INPUT MATERIAL ::
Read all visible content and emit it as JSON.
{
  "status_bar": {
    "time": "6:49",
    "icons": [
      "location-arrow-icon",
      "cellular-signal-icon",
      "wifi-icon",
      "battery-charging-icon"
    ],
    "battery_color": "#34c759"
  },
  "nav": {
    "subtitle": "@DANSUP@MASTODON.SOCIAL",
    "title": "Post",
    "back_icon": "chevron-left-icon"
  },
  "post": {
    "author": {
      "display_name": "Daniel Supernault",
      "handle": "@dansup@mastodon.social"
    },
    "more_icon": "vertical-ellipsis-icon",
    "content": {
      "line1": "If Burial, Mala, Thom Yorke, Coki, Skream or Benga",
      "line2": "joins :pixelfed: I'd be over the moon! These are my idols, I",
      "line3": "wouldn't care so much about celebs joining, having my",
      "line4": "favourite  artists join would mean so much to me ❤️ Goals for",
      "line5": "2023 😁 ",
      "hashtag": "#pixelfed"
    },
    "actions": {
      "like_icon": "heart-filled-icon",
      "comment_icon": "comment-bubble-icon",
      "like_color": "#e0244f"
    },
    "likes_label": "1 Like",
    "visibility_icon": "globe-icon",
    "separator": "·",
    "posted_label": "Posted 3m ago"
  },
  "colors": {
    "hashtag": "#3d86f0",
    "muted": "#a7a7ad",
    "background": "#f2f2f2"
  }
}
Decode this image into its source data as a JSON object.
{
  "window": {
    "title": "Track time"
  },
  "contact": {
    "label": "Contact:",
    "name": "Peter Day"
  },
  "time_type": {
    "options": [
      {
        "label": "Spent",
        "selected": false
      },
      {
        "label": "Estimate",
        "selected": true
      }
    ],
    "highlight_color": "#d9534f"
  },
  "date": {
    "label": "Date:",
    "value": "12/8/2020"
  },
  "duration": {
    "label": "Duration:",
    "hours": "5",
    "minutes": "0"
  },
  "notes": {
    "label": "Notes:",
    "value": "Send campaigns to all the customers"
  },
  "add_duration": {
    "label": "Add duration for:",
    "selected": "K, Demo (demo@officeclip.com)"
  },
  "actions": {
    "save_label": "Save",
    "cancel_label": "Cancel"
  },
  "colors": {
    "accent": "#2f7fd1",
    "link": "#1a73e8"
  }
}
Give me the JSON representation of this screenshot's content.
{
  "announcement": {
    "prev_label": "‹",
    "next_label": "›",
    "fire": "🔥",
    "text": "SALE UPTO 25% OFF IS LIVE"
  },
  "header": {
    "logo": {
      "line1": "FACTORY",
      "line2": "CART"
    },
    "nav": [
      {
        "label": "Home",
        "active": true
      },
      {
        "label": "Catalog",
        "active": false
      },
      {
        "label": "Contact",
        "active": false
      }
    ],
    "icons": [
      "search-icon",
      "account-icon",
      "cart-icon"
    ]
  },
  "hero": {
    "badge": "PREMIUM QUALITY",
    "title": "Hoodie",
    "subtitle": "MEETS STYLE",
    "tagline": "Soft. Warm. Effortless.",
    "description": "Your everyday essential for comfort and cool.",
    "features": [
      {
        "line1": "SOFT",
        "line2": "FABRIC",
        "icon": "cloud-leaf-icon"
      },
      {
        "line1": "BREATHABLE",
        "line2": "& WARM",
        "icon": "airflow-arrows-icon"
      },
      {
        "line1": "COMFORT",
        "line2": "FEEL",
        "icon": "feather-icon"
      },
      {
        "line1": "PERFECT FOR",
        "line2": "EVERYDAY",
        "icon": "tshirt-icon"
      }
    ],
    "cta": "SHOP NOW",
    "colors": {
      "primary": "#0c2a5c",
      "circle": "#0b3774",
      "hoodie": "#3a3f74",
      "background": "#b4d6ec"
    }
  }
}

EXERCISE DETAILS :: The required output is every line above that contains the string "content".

TASK OUTPUT ::
Read all visible content and emit it as JSON.
    "content": {
Give me the JSON representation of this screenshot's content.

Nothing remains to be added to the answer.